The Flatwoods Salamander was listed as a threatened species in 1999 primarily because of loss and degradation of both the ponds where the salamanders
breed and the upland habitats of Longleaf Pine Flatwoods, where the salamanders live primarily underground during the non-breeding season. The causes of loss of habitat include logging, urban
and agricultural sprawl, invasive plants, and drought Until 2009, the Frosted and Reticulated Flatwoods Salamanders were listed as one species—simply the Flatwoods Salamander. After the U.S. Fish
and Wildlife Service obtained information indicating the Flatwoods Salamander was actually two species, they listed the Frosted as threatened and the Reticulated as endangered. These two salamanders
are at risk of losing habitat to rising sea levels, as well as being at risk from drought, which is predicted to become more common because of climate change, and habitat destruction.

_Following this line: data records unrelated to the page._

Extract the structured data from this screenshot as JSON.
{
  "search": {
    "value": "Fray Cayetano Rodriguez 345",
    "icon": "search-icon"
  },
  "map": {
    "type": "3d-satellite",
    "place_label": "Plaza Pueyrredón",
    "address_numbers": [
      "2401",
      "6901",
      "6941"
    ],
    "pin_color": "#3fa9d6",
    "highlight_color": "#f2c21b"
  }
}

Drought is particularly problematic for the salamanders because remaining populations are typically limited to single ponds, where consecutive years of drought and drying of the pond can lead to loss
of the population. With droughts predicted to become more frequent and intense due to climate change, the Frosted and Reticulated Salamanders are in serious peril.